Web page and app entries
════

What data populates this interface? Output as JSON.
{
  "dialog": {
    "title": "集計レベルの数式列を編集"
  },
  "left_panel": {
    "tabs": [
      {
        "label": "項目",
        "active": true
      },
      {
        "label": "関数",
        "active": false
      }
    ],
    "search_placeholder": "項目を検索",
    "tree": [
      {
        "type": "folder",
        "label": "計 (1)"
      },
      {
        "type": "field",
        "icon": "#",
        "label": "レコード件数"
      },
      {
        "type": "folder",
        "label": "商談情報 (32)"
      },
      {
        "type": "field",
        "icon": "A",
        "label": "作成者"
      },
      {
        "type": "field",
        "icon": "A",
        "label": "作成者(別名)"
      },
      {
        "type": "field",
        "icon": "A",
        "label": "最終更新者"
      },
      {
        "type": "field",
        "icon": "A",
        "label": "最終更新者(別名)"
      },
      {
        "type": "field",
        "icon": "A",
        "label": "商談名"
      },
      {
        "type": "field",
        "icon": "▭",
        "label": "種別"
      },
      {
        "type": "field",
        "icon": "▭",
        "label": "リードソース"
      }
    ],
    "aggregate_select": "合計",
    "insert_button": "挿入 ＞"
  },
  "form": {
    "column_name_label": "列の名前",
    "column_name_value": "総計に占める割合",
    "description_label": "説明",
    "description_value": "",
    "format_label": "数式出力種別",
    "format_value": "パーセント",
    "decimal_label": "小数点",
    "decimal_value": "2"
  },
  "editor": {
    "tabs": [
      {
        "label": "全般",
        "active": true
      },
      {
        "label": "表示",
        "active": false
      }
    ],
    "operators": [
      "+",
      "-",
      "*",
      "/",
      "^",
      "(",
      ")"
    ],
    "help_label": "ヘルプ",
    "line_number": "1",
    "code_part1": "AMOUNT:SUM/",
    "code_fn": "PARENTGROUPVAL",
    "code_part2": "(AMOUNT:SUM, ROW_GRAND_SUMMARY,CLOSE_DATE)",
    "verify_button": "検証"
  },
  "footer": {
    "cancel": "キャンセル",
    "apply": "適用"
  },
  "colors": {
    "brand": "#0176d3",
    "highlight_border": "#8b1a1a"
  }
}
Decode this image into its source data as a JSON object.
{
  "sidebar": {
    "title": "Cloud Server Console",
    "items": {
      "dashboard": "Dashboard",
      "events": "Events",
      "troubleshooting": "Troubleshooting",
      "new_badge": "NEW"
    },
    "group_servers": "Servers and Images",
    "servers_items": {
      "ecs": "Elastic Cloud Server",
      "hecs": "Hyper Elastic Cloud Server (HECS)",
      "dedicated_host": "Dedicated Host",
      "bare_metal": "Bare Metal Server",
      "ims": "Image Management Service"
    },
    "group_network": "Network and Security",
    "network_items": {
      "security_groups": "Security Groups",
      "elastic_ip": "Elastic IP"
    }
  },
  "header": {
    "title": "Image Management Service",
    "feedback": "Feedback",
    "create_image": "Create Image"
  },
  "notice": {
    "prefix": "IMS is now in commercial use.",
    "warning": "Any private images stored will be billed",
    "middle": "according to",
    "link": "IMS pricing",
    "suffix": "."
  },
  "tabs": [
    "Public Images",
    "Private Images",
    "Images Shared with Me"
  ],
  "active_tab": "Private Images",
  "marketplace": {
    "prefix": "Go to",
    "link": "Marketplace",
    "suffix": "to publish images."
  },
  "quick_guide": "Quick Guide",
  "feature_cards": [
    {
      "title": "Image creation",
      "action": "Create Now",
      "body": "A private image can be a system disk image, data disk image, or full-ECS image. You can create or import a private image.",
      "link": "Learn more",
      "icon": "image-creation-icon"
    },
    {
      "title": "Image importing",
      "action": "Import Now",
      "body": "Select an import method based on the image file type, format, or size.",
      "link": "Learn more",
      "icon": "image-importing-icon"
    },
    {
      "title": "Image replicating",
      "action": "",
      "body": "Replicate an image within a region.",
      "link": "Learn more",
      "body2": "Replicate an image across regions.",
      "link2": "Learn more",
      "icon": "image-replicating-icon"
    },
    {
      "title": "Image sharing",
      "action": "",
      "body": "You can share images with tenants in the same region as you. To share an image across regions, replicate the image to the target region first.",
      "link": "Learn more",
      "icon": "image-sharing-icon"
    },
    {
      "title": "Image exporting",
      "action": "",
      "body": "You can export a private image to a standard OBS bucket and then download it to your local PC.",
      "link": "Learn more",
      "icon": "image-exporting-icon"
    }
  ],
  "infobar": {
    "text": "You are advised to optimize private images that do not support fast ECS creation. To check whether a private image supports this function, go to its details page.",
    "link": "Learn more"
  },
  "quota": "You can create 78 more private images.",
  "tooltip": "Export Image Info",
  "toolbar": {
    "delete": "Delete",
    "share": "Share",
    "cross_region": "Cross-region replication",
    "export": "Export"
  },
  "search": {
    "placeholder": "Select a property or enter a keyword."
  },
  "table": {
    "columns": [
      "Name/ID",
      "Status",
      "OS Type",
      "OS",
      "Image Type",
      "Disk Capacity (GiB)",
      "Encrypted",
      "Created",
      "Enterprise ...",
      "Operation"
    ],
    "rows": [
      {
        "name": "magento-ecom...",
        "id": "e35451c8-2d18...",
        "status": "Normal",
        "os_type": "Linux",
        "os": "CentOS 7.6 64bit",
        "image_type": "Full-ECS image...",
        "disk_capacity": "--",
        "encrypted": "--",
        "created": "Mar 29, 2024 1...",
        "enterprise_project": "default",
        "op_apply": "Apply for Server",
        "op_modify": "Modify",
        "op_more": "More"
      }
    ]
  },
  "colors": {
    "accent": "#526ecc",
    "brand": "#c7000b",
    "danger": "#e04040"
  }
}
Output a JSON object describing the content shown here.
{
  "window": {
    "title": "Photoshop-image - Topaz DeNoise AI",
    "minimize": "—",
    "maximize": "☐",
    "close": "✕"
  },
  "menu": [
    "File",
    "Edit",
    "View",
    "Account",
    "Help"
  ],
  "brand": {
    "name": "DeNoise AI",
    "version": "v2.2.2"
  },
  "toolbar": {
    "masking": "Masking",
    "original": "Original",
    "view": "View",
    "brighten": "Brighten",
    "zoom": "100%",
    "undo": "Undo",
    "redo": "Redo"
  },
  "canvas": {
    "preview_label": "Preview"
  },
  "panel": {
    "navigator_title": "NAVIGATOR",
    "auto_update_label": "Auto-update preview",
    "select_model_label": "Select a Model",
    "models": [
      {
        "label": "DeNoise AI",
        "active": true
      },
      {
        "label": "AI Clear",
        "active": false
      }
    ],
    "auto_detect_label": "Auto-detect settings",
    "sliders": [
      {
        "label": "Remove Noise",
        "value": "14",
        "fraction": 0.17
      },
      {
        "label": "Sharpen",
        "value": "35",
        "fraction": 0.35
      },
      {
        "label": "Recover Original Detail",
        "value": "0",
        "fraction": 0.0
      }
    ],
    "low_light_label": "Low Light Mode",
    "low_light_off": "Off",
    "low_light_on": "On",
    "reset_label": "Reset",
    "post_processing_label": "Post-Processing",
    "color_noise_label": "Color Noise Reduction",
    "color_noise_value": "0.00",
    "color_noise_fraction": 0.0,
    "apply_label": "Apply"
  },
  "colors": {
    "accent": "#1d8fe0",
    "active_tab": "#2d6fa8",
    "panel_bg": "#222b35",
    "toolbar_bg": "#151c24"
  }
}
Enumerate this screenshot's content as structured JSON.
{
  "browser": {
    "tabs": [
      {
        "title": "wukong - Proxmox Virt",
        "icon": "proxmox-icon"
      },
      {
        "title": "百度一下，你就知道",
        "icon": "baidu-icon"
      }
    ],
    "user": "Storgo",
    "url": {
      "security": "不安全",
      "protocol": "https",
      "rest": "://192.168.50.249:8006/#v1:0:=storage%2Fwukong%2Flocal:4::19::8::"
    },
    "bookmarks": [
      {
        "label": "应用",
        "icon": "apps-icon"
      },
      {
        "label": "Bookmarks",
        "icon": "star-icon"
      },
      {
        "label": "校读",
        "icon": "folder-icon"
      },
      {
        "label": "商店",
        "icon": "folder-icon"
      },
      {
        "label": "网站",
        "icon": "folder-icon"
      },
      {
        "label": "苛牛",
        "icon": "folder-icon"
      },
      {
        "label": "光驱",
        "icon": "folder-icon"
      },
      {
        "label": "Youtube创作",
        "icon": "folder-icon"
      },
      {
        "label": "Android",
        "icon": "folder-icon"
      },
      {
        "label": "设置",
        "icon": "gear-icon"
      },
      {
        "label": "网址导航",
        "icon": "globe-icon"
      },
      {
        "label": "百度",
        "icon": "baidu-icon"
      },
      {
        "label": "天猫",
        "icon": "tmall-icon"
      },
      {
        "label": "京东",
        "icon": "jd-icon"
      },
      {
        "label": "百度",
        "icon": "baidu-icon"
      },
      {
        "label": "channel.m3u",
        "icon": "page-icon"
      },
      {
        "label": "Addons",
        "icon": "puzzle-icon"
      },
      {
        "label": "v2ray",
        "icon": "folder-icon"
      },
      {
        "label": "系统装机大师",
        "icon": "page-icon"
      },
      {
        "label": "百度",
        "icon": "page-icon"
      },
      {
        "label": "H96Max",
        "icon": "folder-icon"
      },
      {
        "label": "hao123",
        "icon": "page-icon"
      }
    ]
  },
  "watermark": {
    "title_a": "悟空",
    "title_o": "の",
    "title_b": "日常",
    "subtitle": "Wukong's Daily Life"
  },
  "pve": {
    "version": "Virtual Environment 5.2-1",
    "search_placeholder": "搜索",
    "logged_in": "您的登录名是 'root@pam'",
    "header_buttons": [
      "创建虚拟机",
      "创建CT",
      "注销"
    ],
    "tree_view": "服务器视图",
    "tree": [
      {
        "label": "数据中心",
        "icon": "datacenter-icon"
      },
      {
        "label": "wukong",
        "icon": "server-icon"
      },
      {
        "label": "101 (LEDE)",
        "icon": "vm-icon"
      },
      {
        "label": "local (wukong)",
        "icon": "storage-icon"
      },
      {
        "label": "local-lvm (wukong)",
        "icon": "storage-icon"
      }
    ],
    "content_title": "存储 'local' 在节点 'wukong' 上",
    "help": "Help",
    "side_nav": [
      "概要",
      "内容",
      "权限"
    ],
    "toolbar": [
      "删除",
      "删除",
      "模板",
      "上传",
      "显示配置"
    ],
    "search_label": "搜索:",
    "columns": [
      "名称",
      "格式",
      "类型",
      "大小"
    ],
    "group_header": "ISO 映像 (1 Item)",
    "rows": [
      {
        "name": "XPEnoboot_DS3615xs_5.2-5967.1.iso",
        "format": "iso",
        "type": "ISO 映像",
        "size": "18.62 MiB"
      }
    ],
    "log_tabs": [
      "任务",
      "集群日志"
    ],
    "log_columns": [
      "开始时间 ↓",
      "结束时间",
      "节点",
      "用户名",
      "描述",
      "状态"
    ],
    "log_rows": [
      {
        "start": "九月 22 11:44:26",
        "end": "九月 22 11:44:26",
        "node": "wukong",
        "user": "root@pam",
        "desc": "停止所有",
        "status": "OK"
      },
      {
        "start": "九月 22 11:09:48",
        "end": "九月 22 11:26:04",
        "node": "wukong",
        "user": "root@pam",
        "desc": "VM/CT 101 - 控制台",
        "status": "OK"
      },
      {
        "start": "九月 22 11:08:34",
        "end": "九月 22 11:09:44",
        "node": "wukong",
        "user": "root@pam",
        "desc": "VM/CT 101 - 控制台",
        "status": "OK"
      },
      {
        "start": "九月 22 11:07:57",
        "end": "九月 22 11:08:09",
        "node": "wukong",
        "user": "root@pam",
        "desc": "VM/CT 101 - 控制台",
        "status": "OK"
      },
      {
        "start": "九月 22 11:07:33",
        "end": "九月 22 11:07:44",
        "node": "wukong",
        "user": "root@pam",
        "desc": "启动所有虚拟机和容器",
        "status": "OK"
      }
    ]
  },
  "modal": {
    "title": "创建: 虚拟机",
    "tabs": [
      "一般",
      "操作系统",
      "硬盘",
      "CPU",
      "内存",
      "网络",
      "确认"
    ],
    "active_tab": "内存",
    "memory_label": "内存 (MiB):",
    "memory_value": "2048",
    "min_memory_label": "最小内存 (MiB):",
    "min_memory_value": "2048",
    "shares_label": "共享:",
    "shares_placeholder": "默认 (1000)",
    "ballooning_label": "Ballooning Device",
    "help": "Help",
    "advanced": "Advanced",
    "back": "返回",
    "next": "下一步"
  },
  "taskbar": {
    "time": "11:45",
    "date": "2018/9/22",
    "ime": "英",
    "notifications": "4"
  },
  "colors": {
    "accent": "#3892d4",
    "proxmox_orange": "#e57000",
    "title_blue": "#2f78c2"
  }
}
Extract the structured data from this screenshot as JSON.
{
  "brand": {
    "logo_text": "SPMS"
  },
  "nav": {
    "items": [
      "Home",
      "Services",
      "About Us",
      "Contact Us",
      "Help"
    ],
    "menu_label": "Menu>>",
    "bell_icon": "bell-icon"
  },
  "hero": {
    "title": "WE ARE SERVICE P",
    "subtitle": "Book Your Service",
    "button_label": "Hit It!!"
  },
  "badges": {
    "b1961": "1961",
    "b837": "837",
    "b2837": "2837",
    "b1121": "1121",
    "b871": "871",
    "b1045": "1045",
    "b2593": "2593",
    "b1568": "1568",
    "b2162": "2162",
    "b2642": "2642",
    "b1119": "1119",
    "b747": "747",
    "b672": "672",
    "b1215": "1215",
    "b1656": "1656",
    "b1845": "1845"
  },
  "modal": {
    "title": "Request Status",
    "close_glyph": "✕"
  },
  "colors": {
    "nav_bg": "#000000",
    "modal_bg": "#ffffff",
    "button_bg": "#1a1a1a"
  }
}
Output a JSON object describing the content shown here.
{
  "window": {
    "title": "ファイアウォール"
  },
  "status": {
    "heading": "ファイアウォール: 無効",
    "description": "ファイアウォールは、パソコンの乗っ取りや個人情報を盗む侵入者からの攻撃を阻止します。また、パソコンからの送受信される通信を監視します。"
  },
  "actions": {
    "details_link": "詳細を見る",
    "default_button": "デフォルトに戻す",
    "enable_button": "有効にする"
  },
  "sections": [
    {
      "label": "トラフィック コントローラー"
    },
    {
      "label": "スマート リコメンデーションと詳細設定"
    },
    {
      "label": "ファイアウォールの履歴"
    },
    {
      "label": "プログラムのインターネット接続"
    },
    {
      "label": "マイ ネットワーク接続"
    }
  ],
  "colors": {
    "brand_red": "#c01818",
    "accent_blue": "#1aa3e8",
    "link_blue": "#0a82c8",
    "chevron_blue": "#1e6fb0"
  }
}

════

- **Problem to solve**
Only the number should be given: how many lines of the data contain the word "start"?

- **Exercise solution**
5